October 20, 2003


California comic eyed for Senate (James G. Lakely, 10/19/03, THE WASHINGTON TIMES)

If Arnold Schwarzenegger can be elected governor of California, can comedian Dennis Miller unseat Democratic Sen. Barbara Boxer?

Some Republicans in the Golden State think so, and quietly hope they can persuade the sharp political wit — and registered Santa Barbara Republican — to take on the liberal senator. Variety magazine reported this week that Mr. Miller has contacted California Republican consultants to feel out a campaign. [...]

Hugh Hewitt, a popular conservative radio personality credited by many for helping to spur the California recall, has doubts that celebrity political magic could strike twice.

"A Miller candidacy guarantees the ability to get a message past gatekeepers like the Los Angeles Times. That's a huge plus," Mr. Hewitt said. "But the message also has to work in a Republican primary, and I'm not sure what Miller believes outside of a very appealing understanding of the war on terror. So there's a lot of potential there, but some questions as well."

The contrast of one of the wittiest guys in America against a Senator almost universally recognized as a few slices shy of a loaf would just be painful to watch--we'd pay money to see it.

-INTERVIEW: "Live" with TAE--Dennis Miller: He’s a Hollywood celebrity. And he’s smart. He’s one of the country’s favorite comedians. And he’s a conservative. Wipe that smirk off your face and meet a patriotic entertainer. (The American Enterprise, Oct/Nov 2003)

Posted by Orrin Judd at October 20, 2003 2:57 PM

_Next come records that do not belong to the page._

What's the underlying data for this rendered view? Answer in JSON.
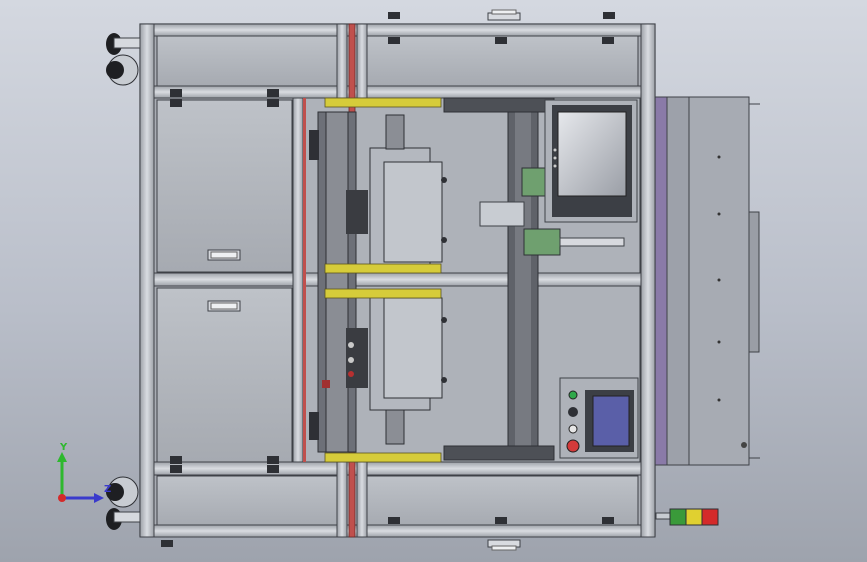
{
  "viewport": {
    "background_top": "#d4d8e0",
    "background_bottom": "#9ea3ad"
  },
  "machine": {
    "description_components": [
      "aluminum-profile-frame",
      "storage-drawer",
      "display-monitor",
      "control-panel",
      "signal-tower-light",
      "caster-wheel",
      "handle",
      "clamping-module",
      "linear-guide"
    ],
    "colors": {
      "frame_profile": "#c2c6cc",
      "frame_outline": "#3e4147",
      "panel_fill": "#b0b4bb",
      "rail_yellow": "#d6cc3a",
      "accent_red": "#c0504d",
      "side_purple": "#8a7aa8",
      "screen_frame": "#3c3f45",
      "hmi_screen": "#5a5fa8",
      "button_red": "#d43a3a",
      "button_green": "#2fa84a",
      "lamp_red": "#d42a2a",
      "lamp_yellow": "#e0d030",
      "lamp_green": "#3a9a3a"
    }
  },
  "triad": {
    "y_label": "Y",
    "z_label": "Z",
    "y_color": "#2eb82e",
    "x_color": "#d42a2a",
    "z_color": "#3a3acc"
  }
}
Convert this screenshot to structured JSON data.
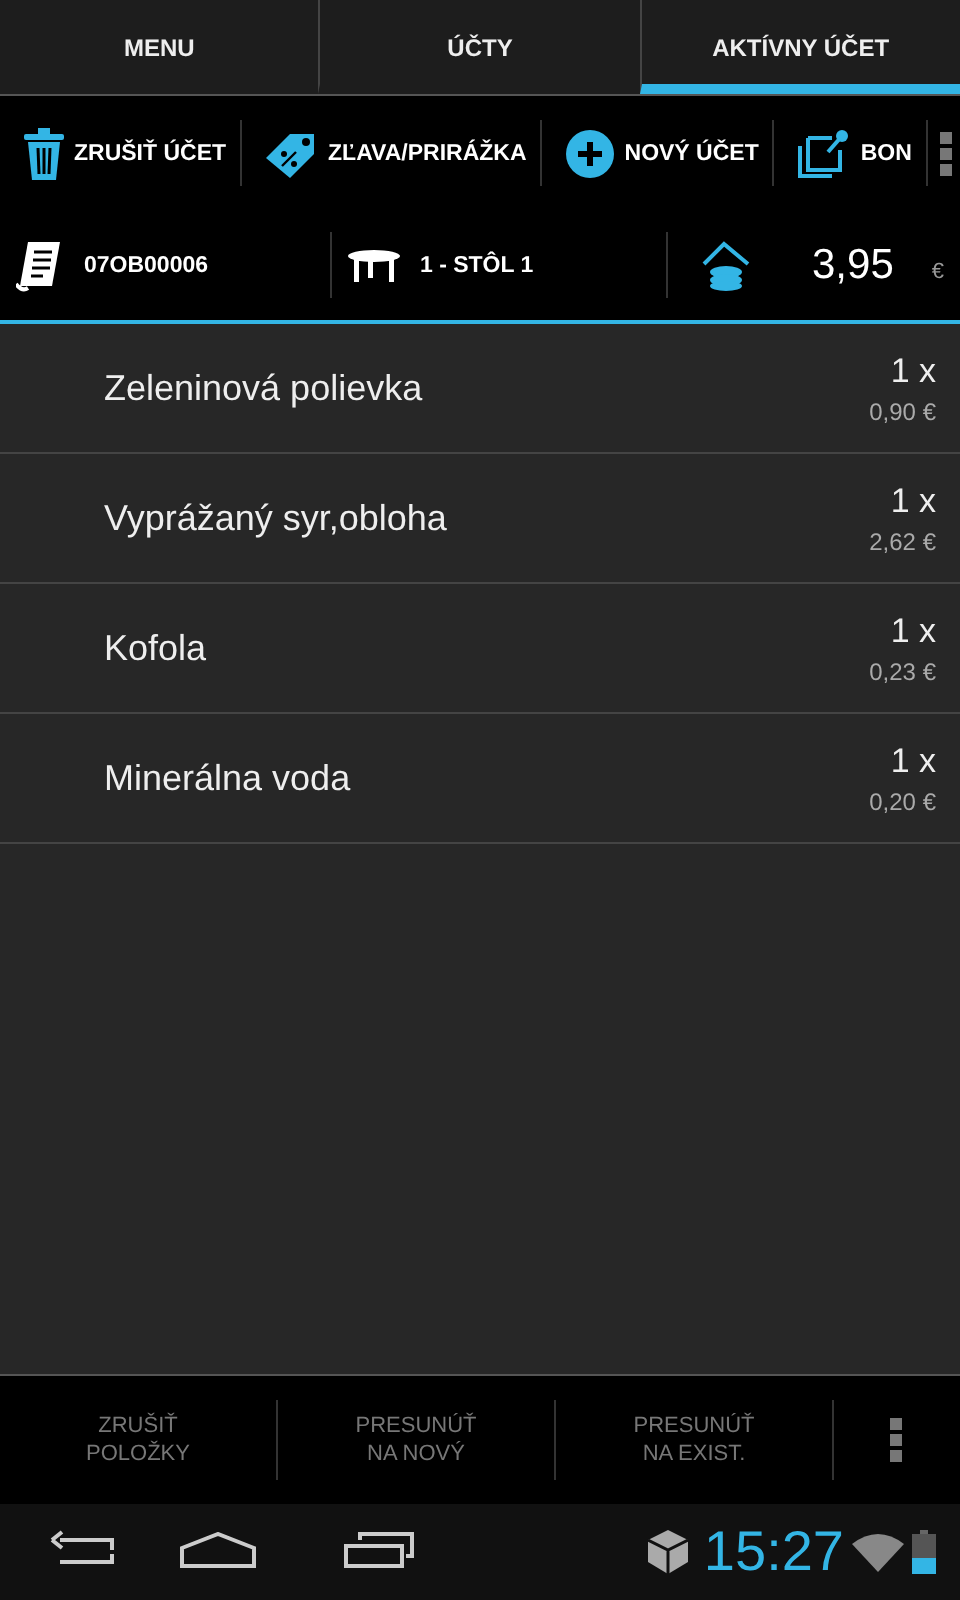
{
  "tabs": [
    {
      "label": "MENU",
      "selected": false
    },
    {
      "label": "ÚČTY",
      "selected": false
    },
    {
      "label": "AKTÍVNY ÚČET",
      "selected": true
    }
  ],
  "toolbar": [
    {
      "kind": "trash",
      "label": "ZRUŠIŤ ÚČET"
    },
    {
      "kind": "tag",
      "label": "ZĽAVA/PRIRÁŽKA"
    },
    {
      "kind": "plus",
      "label": "NOVÝ ÚČET"
    },
    {
      "kind": "bon",
      "label": "BON"
    }
  ],
  "info": {
    "bill_number": "07OB00006",
    "table": "1 - STÔL 1",
    "total": "3,95",
    "currency": "€"
  },
  "items": [
    {
      "name": "Zeleninová polievka",
      "quantity": "1 x",
      "price": "0,90 €"
    },
    {
      "name": "Vyprážaný syr,obloha",
      "quantity": "1 x",
      "price": "2,62 €"
    },
    {
      "name": "Kofola",
      "quantity": "1 x",
      "price": "0,23 €"
    },
    {
      "name": "Minerálna voda",
      "quantity": "1 x",
      "price": "0,20 €"
    }
  ],
  "actions": [
    {
      "label": "ZRUŠIŤ\nPOLOŽKY",
      "disabled": true
    },
    {
      "label": "PRESUNÚŤ\nNA NOVÝ",
      "disabled": true
    },
    {
      "label": "PRESUNÚŤ\nNA EXIST.",
      "disabled": true
    }
  ],
  "status_bar": {
    "time": "15:27"
  }
}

The fact is Dennis is unabashedely more conservative than Arnold could ever wish to be, and proud of it. The question is whether he really wants to be a senator. If he decides he does then I would completely deride all naysayers who claim he can't win, blah, blah, blah. Of course his campaign would be amongst the most electic ever, in the history of politics. He would cream Boxer, and, yes, alot of people would literally pay money to see him in the race, and alot more would simply vote for him. This is a no-brainer if the GOP machine could be fortunate enought to recruit him.

Posted by: neil at October 20, 2003 4:28 PM

No, I'm afraid that Hewitt's right -- Miller wouldn't make it past the primary. Unless ... the party didn't put up a party regular against him.

Posted by: old maltese at October 20, 2003 4:34 PM

I think I'd have to move back to California just to vote for him...even Orrin would forgive me for breaking the Time Zone Rule....

Posted by: Foos at October 20, 2003 4:47 PM

He would be a great candidate.
Assuming that he is reasonably informed and truly
in sync with those interest groups making up the
republican party, I think he would make a fine Senator.
Actually the Republicans should be recruiting more of this type (I don't mean entertainers per se but communicators)

Posted by: h-man at October 20, 2003 5:01 PM

Great Candidate?!!??!?!

Hell, just picture this guy in the well of the Senate, or in committee.

Knows as much arcane weirdness as Robert Byrd, but a helluva lot more interesting.

I'd love to see it.

Posted by: Andrew X at October 20, 2003 5:51 PM

I've seen him on Leno a bunch of times.

Not impressed.

Posted by: M Ali Choudhury at October 20, 2003 7:08 PM

I like Dennis Miller, but not sure I'd ever vote for him. Schwarzenegger was actually known for his business savvy and that counts in lieu of political experience, but I've never heard anything about Miller.

He couldn't even stay on Monday Night Football and people think he could be a Senator?

Posted by: Chris Durnell at October 20, 2003 7:49 PM

Personally I liked Miller on Monday Night Football but I knew he wouldn't last. Comparing football games to one of the Punic Wars wasn't likely to go over well with football fans who weren't Roman Military History 101 majors in university.

Posted by: Steve Martinovich at October 21, 2003 4:10 AM

He should've done baseball--its fans aren't idiots. :)

Posted by: OJ at October 21, 2003 8:41 AM

Guys like Miller are most affective if they just
remain informed and incisive public citizens.

I remember when I was a teenager Miller was
one of my favorite commedians (along with
most guys my age).

Even when he hadn't really articulated his beliefs
he still came off as the perfect anti-hippy (a
true product of the '80's).

By the way, Miller was excellent on Monday Night
Football, but probably too over the top for a weekly broadcast (and certainly outside of the
typical footbal demographic).

He would have fit in nicely as a guest commentator
in a pre-game or post-game slot.

Posted by: J.H. at October 21, 2003 9:13 AM

I agree, I too would pay money to see the smartest comedian eviscerate the dumbest Senator in a debate... heck, I'd by the DVD.

Posted by: MarkD at October 21, 2003 9:30 PM